[Provided material]
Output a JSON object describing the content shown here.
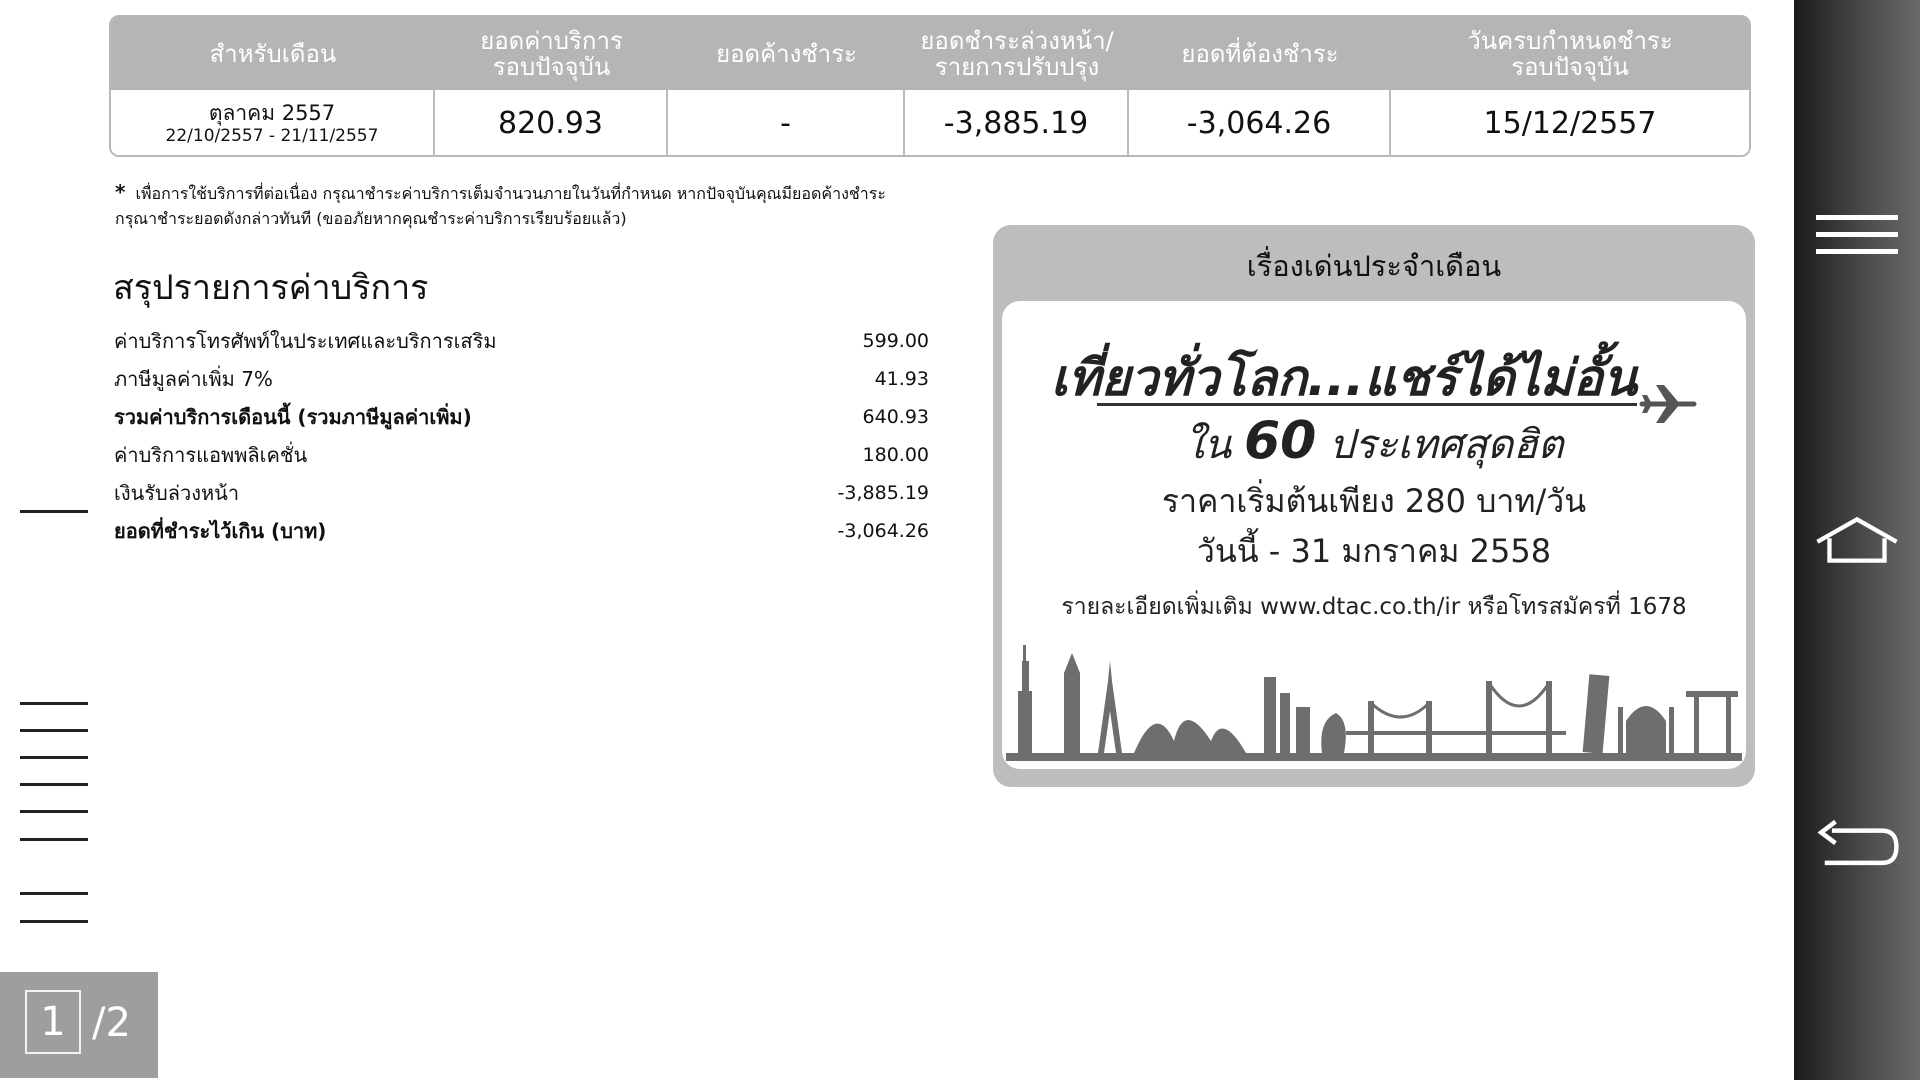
{
  "bill": {
    "headers": [
      "สำหรับเดือน",
      "ยอดค่าบริการ\nรอบปัจจุบัน",
      "ยอดค้างชำระ",
      "ยอดชำระล่วงหน้า/\nรายการปรับปรุง",
      "ยอดที่ต้องชำระ",
      "วันครบกำหนดชำระ\nรอบปัจจุบัน"
    ],
    "period_month": "ตุลาคม 2557",
    "period_range": "22/10/2557 - 21/11/2557",
    "current_charge": "820.93",
    "outstanding": "-",
    "prepaid_adjust": "-3,885.19",
    "amount_due": "-3,064.26",
    "due_date": "15/12/2557"
  },
  "footnote": {
    "star": "*",
    "line1": "เพื่อการใช้บริการที่ต่อเนื่อง กรุณาชำระค่าบริการเต็มจำนวนภายในวันที่กำหนด หากปัจจุบันคุณมียอดค้างชำระ",
    "line2": "กรุณาชำระยอดดังกล่าวทันที (ขออภัยหากคุณชำระค่าบริการเรียบร้อยแล้ว)"
  },
  "summary": {
    "title": "สรุปรายการค่าบริการ",
    "rows": [
      {
        "label": "ค่าบริการโทรศัพท์ในประเทศและบริการเสริม",
        "value": "599.00"
      },
      {
        "label": "ภาษีมูลค่าเพิ่ม 7%",
        "value": "41.93"
      },
      {
        "label": "รวมค่าบริการเดือนนี้ (รวมภาษีมูลค่าเพิ่ม)",
        "value": "640.93"
      },
      {
        "label": "ค่าบริการแอพพลิเคชั่น",
        "value": "180.00"
      },
      {
        "label": "เงินรับล่วงหน้า",
        "value": "-3,885.19"
      },
      {
        "label": "ยอดที่ชำระไว้เกิน (บาท)",
        "value": "-3,064.26"
      }
    ]
  },
  "promo": {
    "title": "เรื่องเด่นประจำเดือน",
    "headline": "เที่ยวทั่วโลก...แชร์ได้ไม่อั้น",
    "sub_prefix": "ใน",
    "sub_number": "60",
    "sub_suffix": "ประเทศสุดฮิต",
    "price": "ราคาเริ่มต้นเพียง 280 บาท/วัน",
    "date": "วันนี้ - 31 มกราคม 2558",
    "detail": "รายละเอียดเพิ่มเติม www.dtac.co.th/ir หรือโทรสมัครที่ 1678"
  },
  "pager": {
    "current": "1",
    "total": "/2"
  },
  "icons": {
    "menu": "menu-icon",
    "home": "home-icon",
    "back": "back-icon",
    "plane": "airplane-icon"
  },
  "colors": {
    "header_gray": "#b5b5b5",
    "navbar_dark": "#1a1a1a"
  }
}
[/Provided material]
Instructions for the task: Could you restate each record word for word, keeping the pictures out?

Your response:
Output a JSON object describing the content shown here.
{
  "bill": {
    "headers": [
      "สำหรับเดือน",
      "ยอดค่าบริการ\nรอบปัจจุบัน",
      "ยอดค้างชำระ",
      "ยอดชำระล่วงหน้า/\nรายการปรับปรุง",
      "ยอดที่ต้องชำระ",
      "วันครบกำหนดชำระ\nรอบปัจจุบัน"
    ],
    "period_month": "ตุลาคม 2557",
    "period_range": "22/10/2557 - 21/11/2557",
    "current_charge": "820.93",
    "outstanding": "-",
    "prepaid_adjust": "-3,885.19",
    "amount_due": "-3,064.26",
    "due_date": "15/12/2557"
  },
  "footnote": {
    "star": "*",
    "line1": "เพื่อการใช้บริการที่ต่อเนื่อง กรุณาชำระค่าบริการเต็มจำนวนภายในวันที่กำหนด หากปัจจุบันคุณมียอดค้างชำระ",
    "line2": "กรุณาชำระยอดดังกล่าวทันที (ขออภัยหากคุณชำระค่าบริการเรียบร้อยแล้ว)"
  },
  "summary": {
    "title": "สรุปรายการค่าบริการ",
    "rows": [
      {
        "label": "ค่าบริการโทรศัพท์ในประเทศและบริการเสริม",
        "value": "599.00"
      },
      {
        "label": "ภาษีมูลค่าเพิ่ม 7%",
        "value": "41.93"
      },
      {
        "label": "รวมค่าบริการเดือนนี้ (รวมภาษีมูลค่าเพิ่ม)",
        "value": "640.93"
      },
      {
        "label": "ค่าบริการแอพพลิเคชั่น",
        "value": "180.00"
      },
      {
        "label": "เงินรับล่วงหน้า",
        "value": "-3,885.19"
      },
      {
        "label": "ยอดที่ชำระไว้เกิน (บาท)",
        "value": "-3,064.26"
      }
    ]
  },
  "promo": {
    "title": "เรื่องเด่นประจำเดือน",
    "headline": "เที่ยวทั่วโลก...แชร์ได้ไม่อั้น",
    "sub_prefix": "ใน",
    "sub_number": "60",
    "sub_suffix": "ประเทศสุดฮิต",
    "price": "ราคาเริ่มต้นเพียง 280 บาท/วัน",
    "date": "วันนี้ - 31 มกราคม 2558",
    "detail": "รายละเอียดเพิ่มเติม www.dtac.co.th/ir หรือโทรสมัครที่ 1678"
  },
  "pager": {
    "current": "1",
    "total": "/2"
  },
  "icons": {
    "menu": "menu-icon",
    "home": "home-icon",
    "back": "back-icon",
    "plane": "airplane-icon"
  },
  "colors": {
    "header_gray": "#b5b5b5",
    "navbar_dark": "#1a1a1a"
  }
}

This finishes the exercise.